Tauranga's global ranking as the 12th least affordable city to buy a home has ''taken the varnish off the positive side of growth''.
Chamber of Commerce chief executive Stan Gregec was responding to the latest housing affordability survey by Demographia International in which Tauranga now out-ranked Auckland as New Zealand's most unaffordable city and was 12th in the world from a sample of 293 cities.
He said significant market forces were dictating the pace of growth in Tauranga.
The survey, which compared median household income to median house prices and calculated how many years it would take to pay off a median-priced house, showed big challenges were ahead for Tauranga, he said.
Gregec said it highlighted how Tauranga's basic unaffordability was a strong downside to all the positive indicators of growth.
''The basic fact is that Tauranga is becoming and has become more and more unaffordable for people at the lower end of the market.''
Gregec said you could debate that the survey was skewed because it only focused on median-priced houses which had been influenced by LVR restrictions. But the underlying fact was that Tauranga had always been high priced and prices had jumped in the past two to three years.
''Boy has it been on a roll.''
Nigel Tutt, the chief executive of economic development agency Priority One said the unaffordability did not seem to stop people moving to live in Tauranga. The equation still stacked up compared with the larger mortgages needed to buy in Auckland.

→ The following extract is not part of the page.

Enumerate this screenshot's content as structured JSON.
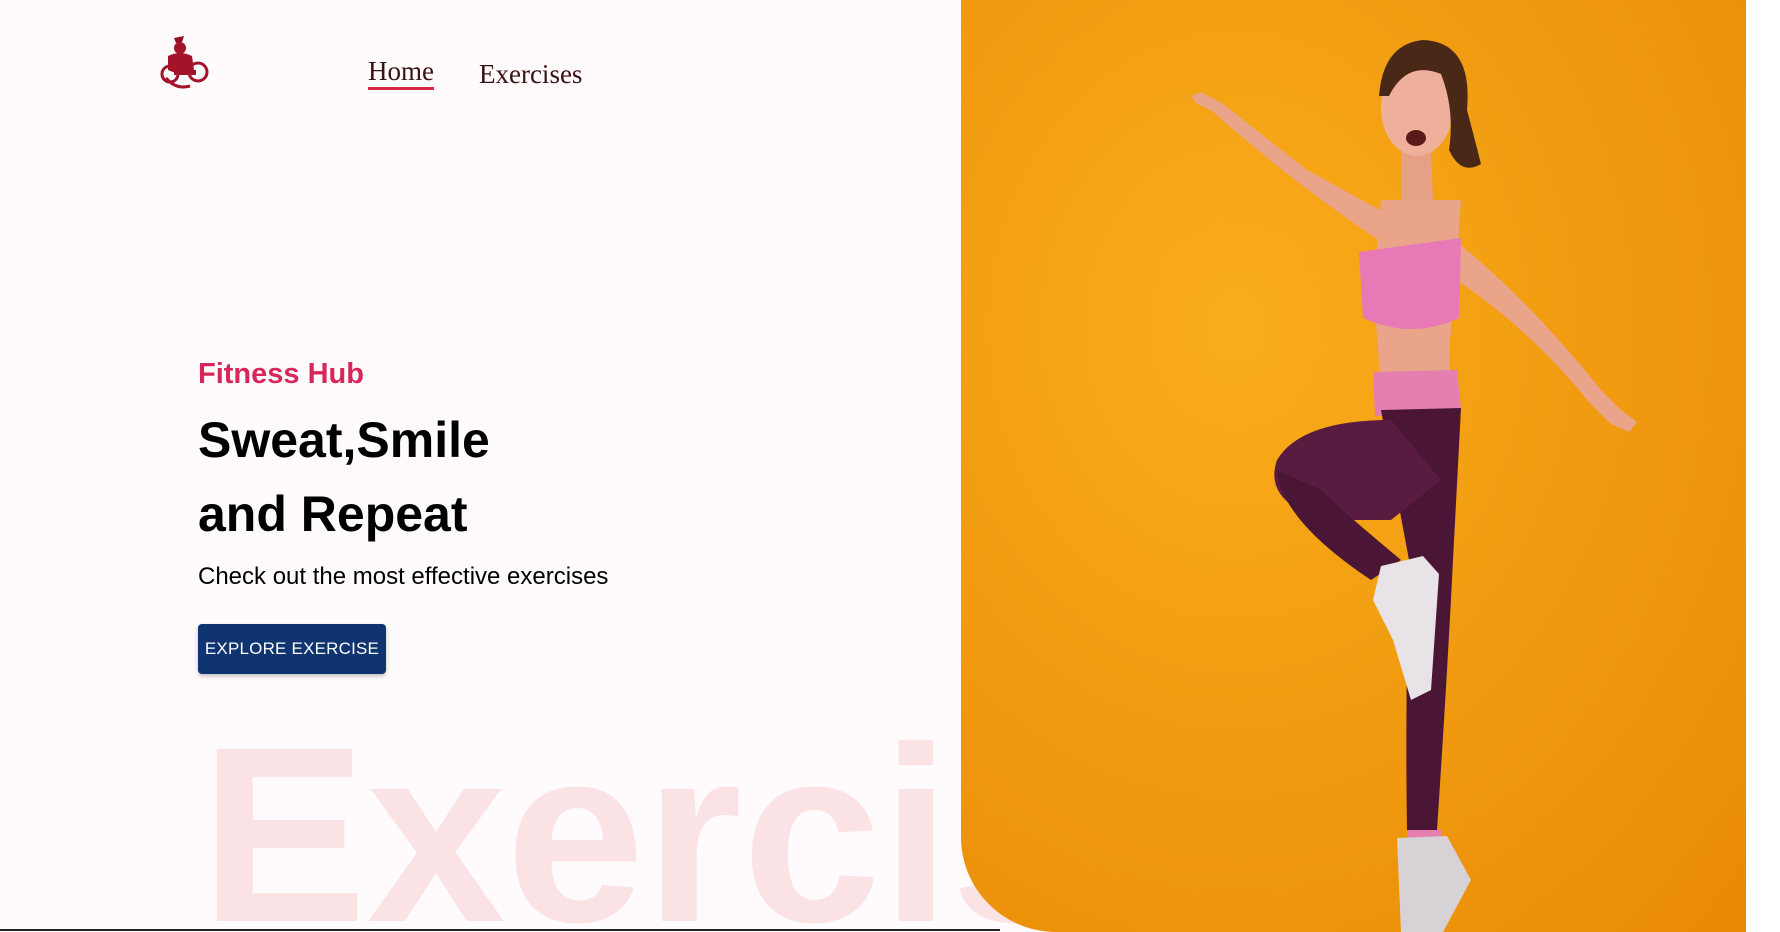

''Higher prices are good for some and not for others.''
He said Tauranga was a highly desirable place to live, offering a brilliant lifestyle. And rather than the city being regarded as a career staging post, businesses had become much stronger and were attracting people in their own right.
Tutt said Tauranga now had many more career options than 10 years ago.
He said median income levels were influenced by Tauranga's large number of retired people and median house prices by some very high-value houses including coastal houses.
House prices had gone up, but he was surprised at the extent suggested by the Demographia data. In 2013 it took 5.9 years of a full household income to pay off a median-priced house. That had now increased to 9.7 years.
Meanwhile, Accessible Properties, the social housing provider that took over Tauranga's stock of state houses, said it was working hard to help make sure as many homes as possible were made available.
Tauranga general manager Vicki McLaren said the survey showed it was taking longer for people to own their own home. ''We have a bottleneck.''
Since taking over the state houses, Accessible Properties had added three more homes with many more in the planning phase. ''We will deliver an additional 150 homes in the years ahead.''
McLaren said they were part of a Tauranga group working together on a number of initiatives to try and ease the pressure on housing.
Tauranga median total annual household income needed to buy a median-priced house*
2014: 6.6 years
2015: 6.8 years
2016: 8.1 years
2017: 9.7 years
* Median is the midpoint in a table of figures